While the Welsh government has banned travel to work “without a reasonable excuse” (like, say, wanting to earn money) on pain of immediate fines, you can still go to the pub if you follow the rule of thumb. six. From New Years Day, Parkrun, the perfect social distancing chase, will be called off across Wales.
These diktats remain a bundle of petty contradictions. But their stupidity is almost less striking than the arrogance of the politicians who imposed them. To presume to dictate to companies in this way demonstrates the kind of distant and unrealistic thinking that could only have come from those of the Drakeford mold – public servants who have rarely, if ever, interacted with the private sector in their careers. The additional layers of government of decentralization offered disproportionate influence to many average Joes with little chance of finding it elsewhere.
The pandemic has certainly highlighted this, but a long-standing dysfunction is also at play, such as the historic mismanagement of Welsh Labor of the NHS. Despite higher health spending per capita, Welsh citizens are struggling with a median wait time almost double that of England. Long before the pandemic, the decentralized government was spending huge sums on vanity projects like Cardiff Airport, while neglecting education, health and other areas where Wales has fallen behind. Such historic pressures have helped leave ambulance services still relying on the military almost two years after the start of the pandemic.
The big picture is one of failure, but also of a fragmented and uneven political style. Although nominally a trade unionist, the Welsh Labor has struck a deal with the Senedd nationalists. And despite the recent spate of Labor polls in the UK, Sir Keir Starmer’s most likely path to power would involve similar poker jiggery with the SNP.
Nicola Sturgeon may be an infinitely smarter political operator than Drakeford, but there are many parallels in their political style – the same victim mentality, the same black holes in the budget, the same ‘I’m not Boris ”and an infantile approach to criticism. Sturgeon regularly uses his public health press conferences to throw populist placards in the media. A reporter recently aroused her anger by politely asking if the 10-day isolation period could be shortened to ease pressure on areas crippled by understaffing. “Yes, that would really help – it would spread the infection even further,” she scoffed. Yet days later John Swinney, Sturgeon’s deputy, admitted that the Scottish government was considering precisely this policy change.
Any form of devolution seems to result in similar insignificance and differentiation for itself. Given a lever, you can be sure they will pull it. Even the Mayor of London, Sadiq Khan, preemptively canceled the capital’s annual NYE fireworks display long before there was any mention of omicron. It may be inevitable; in its structure, decentralization seems almost inherently biased towards failure and authoritarian politics.

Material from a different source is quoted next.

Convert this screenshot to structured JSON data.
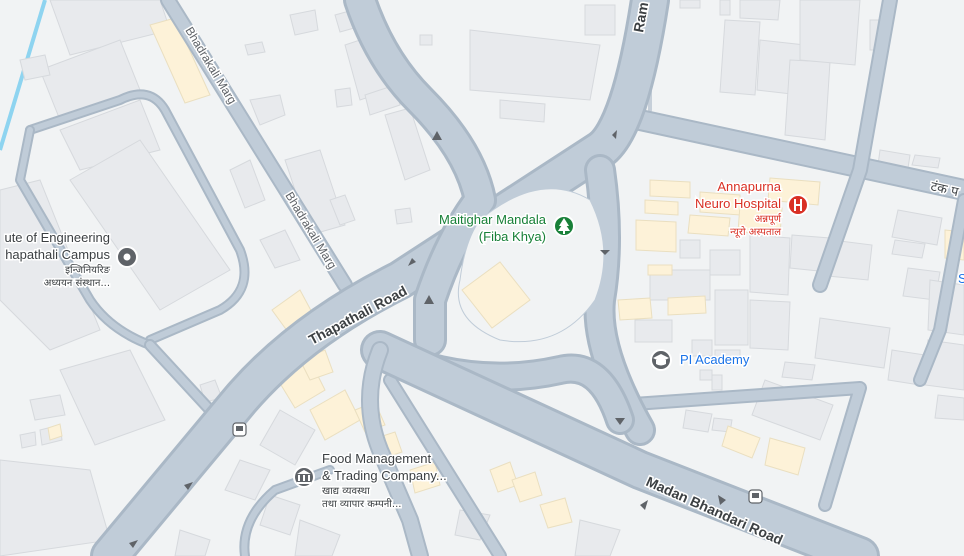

As the financial costs and nuances of decision-making are externalized, political capital accumulates here.
Hopefully, these real-time experiences will remind voters in the Westminster polls that leftist politics, even paid for by others, ends in disaster. Devolution has stranded millions of British citizens with rulers they don’t deserve, but it could prove to be a gift for Boris Johnson. As always, the best advertisement for voting Conservative is a quick glimpse of what their opponents are up to.